## Problem description
Every line that contains the word "kind" should be copied from the records below.

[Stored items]
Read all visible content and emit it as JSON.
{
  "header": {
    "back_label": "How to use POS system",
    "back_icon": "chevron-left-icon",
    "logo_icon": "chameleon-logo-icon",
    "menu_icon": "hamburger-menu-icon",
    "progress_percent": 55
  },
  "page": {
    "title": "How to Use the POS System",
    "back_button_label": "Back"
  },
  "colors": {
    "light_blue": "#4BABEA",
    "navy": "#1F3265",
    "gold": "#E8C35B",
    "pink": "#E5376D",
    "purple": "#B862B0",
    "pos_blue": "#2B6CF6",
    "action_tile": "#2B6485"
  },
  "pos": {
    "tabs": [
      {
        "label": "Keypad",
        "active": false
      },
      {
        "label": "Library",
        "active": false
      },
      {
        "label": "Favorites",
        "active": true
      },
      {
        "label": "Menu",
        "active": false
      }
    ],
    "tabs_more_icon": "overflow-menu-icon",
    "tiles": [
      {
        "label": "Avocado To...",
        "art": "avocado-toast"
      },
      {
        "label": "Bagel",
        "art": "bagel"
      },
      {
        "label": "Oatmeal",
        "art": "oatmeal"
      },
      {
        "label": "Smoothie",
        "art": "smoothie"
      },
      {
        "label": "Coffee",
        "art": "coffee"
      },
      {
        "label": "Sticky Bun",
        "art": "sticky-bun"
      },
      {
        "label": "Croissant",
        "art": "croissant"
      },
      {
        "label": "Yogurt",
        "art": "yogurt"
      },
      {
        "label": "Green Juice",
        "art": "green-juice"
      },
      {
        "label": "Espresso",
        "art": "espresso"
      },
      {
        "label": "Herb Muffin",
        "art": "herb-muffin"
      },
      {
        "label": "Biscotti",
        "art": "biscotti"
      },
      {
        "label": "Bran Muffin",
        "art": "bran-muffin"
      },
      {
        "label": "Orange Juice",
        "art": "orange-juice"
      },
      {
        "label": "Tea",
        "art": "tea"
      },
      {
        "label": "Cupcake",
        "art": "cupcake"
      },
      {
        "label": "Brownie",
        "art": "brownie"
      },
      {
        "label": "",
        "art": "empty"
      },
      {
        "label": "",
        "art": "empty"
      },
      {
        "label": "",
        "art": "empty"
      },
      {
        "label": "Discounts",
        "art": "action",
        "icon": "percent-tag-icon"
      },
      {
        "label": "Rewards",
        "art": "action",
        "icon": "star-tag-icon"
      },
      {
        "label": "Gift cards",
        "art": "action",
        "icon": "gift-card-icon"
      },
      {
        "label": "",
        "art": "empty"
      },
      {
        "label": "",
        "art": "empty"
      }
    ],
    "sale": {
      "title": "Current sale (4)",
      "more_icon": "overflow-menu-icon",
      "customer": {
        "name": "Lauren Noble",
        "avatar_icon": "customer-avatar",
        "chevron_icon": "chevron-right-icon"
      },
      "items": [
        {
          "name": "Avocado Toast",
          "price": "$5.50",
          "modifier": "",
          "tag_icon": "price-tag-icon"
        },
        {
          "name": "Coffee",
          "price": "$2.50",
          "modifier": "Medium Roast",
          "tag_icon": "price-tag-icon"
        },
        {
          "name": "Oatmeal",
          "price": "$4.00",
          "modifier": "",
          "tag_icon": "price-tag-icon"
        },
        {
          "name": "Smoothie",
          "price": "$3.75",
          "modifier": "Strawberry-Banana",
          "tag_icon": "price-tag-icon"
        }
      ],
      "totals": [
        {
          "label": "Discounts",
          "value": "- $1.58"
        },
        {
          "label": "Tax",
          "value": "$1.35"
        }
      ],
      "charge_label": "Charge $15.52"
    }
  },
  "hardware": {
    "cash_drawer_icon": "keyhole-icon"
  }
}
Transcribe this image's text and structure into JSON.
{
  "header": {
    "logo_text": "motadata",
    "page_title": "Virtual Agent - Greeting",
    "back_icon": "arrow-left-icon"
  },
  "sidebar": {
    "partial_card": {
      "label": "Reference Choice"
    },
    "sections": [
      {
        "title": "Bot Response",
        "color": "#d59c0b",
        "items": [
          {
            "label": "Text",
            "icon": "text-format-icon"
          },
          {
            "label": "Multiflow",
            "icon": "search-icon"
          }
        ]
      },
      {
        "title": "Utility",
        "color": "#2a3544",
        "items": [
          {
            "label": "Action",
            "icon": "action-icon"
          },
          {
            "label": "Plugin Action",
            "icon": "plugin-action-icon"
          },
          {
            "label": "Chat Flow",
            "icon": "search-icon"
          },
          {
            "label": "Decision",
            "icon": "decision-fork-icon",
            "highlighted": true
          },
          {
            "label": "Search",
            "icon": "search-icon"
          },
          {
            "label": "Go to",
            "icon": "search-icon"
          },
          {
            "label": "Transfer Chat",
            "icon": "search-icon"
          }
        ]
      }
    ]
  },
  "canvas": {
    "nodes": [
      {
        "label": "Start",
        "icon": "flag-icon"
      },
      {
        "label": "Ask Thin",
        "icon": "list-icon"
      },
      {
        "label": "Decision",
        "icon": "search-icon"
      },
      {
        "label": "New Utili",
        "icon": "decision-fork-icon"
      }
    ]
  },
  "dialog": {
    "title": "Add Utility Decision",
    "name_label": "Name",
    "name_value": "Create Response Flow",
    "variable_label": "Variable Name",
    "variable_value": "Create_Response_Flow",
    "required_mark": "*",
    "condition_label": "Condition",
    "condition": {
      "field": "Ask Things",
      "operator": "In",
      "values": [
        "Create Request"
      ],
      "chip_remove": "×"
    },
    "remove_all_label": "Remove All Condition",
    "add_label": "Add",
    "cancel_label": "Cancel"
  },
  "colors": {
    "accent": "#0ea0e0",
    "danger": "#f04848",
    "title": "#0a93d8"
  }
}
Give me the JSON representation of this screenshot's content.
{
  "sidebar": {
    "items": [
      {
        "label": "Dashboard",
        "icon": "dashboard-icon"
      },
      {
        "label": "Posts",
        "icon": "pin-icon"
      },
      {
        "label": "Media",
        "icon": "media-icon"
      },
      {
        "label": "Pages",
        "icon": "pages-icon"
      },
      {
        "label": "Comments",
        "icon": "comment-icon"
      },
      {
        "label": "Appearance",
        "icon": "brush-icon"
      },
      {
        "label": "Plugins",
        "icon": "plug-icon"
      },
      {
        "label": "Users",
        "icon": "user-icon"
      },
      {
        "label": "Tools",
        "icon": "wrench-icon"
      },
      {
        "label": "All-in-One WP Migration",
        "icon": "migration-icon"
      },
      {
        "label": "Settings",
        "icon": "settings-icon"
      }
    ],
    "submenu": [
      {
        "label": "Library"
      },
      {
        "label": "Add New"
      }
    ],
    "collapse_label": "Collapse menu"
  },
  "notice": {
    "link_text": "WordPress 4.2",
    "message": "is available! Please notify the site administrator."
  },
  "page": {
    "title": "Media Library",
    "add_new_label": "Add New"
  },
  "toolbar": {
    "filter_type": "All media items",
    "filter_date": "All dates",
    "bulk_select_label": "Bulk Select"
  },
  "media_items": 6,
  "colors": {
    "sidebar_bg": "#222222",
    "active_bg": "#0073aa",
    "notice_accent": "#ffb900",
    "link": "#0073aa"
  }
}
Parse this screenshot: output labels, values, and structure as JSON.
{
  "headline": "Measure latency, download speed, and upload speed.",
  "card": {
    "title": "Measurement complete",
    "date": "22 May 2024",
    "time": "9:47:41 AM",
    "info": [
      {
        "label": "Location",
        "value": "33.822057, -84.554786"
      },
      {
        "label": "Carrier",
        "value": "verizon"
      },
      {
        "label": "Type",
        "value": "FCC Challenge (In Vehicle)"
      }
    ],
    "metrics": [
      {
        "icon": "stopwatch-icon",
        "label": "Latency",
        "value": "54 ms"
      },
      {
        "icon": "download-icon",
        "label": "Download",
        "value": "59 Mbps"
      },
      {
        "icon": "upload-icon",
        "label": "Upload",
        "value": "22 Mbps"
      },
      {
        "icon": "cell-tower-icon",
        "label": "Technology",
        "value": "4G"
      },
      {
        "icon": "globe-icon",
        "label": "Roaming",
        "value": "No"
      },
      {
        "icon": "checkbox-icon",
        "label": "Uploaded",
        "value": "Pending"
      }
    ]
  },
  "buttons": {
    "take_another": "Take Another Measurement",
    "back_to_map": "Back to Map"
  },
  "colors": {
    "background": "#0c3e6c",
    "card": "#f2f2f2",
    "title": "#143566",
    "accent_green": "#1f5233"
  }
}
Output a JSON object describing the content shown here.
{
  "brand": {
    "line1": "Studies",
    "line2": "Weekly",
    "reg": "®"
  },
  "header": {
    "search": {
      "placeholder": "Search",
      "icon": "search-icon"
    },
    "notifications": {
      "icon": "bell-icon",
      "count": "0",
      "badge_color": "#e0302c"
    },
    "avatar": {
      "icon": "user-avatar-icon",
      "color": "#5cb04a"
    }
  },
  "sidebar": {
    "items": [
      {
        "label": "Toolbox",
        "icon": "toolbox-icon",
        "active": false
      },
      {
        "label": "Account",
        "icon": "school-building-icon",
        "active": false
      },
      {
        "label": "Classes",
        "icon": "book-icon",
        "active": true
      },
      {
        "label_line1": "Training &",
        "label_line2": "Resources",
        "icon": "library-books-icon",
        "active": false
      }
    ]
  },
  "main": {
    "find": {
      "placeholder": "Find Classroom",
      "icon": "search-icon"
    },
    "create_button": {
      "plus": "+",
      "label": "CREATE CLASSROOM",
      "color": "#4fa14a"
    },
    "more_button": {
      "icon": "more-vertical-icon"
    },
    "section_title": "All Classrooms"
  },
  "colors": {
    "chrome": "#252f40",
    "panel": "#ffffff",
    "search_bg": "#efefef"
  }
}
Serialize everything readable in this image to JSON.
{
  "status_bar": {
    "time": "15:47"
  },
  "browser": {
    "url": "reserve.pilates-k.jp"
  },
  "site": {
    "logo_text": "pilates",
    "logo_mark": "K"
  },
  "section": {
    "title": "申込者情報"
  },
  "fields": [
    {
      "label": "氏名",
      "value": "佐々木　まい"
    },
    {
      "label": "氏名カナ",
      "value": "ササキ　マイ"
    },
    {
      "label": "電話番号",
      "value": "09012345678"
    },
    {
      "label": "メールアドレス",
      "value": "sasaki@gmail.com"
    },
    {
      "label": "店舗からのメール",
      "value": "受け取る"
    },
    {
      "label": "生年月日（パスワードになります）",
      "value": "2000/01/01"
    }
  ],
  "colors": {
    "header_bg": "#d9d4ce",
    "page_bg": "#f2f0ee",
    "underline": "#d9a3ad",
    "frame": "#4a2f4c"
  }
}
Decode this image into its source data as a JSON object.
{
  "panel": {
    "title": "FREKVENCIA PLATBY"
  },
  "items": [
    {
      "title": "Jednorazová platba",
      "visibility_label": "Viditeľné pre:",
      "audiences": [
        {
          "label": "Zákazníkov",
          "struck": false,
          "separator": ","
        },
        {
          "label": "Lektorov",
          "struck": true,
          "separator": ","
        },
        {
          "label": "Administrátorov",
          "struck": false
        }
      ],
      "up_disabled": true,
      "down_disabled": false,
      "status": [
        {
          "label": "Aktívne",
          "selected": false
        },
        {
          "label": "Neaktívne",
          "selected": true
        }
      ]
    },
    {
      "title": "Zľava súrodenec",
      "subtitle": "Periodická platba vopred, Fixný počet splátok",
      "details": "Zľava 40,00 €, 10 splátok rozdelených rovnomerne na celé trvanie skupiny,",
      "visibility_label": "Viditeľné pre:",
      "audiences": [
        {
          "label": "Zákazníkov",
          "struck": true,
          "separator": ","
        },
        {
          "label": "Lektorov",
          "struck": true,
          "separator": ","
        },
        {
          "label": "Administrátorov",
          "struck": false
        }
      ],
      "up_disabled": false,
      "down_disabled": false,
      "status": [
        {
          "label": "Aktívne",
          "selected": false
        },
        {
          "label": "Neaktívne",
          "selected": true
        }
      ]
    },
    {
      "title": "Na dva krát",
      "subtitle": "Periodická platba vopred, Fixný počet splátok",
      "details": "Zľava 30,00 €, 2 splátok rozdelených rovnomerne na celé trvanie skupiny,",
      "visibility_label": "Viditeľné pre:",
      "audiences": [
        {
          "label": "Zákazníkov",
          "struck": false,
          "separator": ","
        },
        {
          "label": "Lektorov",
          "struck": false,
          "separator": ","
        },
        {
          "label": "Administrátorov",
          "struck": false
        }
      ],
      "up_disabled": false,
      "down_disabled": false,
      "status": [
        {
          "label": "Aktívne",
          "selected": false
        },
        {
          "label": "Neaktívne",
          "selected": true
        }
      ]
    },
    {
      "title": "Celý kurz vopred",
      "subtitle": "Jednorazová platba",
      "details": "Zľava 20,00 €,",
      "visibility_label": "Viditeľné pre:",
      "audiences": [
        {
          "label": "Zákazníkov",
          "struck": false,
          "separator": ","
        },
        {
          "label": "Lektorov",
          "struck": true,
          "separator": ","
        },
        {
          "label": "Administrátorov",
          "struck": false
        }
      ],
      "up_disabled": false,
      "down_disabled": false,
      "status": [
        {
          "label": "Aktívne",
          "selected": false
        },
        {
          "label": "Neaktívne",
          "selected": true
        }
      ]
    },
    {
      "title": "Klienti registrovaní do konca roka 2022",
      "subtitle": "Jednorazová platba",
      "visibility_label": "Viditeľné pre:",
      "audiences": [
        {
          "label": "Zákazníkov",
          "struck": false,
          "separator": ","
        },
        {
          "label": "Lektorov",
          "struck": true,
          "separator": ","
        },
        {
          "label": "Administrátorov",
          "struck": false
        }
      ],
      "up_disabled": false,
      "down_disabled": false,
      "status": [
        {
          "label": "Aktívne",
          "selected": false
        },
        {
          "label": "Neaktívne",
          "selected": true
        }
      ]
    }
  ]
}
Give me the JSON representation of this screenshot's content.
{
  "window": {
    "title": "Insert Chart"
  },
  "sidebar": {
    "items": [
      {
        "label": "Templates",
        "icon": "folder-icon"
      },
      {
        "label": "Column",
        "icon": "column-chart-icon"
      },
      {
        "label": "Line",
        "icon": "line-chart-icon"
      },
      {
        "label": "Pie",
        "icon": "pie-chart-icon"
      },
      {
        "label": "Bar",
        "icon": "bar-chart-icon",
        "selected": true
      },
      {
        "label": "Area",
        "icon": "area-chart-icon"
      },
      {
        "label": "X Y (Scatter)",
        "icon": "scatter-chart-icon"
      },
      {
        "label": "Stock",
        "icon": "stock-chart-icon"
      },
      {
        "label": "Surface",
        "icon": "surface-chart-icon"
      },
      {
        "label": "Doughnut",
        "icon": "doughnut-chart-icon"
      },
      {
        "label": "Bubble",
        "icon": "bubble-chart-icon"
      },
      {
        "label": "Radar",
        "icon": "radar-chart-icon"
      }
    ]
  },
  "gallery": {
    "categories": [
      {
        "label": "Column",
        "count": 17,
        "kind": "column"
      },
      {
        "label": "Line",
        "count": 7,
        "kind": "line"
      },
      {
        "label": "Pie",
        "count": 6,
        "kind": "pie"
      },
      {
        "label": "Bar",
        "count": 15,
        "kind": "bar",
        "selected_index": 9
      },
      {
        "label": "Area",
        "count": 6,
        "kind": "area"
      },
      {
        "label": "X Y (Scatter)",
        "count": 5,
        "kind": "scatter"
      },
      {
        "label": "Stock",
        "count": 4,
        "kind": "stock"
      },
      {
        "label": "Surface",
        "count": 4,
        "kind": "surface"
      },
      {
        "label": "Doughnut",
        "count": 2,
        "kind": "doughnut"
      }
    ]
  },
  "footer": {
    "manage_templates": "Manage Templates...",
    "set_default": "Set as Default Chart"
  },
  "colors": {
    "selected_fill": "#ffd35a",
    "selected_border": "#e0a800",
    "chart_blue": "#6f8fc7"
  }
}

## Solved problem
        "kind": "column"
        "kind": "line"
        "kind": "pie"
        "kind": "bar",
        "kind": "area"
        "kind": "scatter"
        "kind": "stock"
        "kind": "surface"
        "kind": "doughnut"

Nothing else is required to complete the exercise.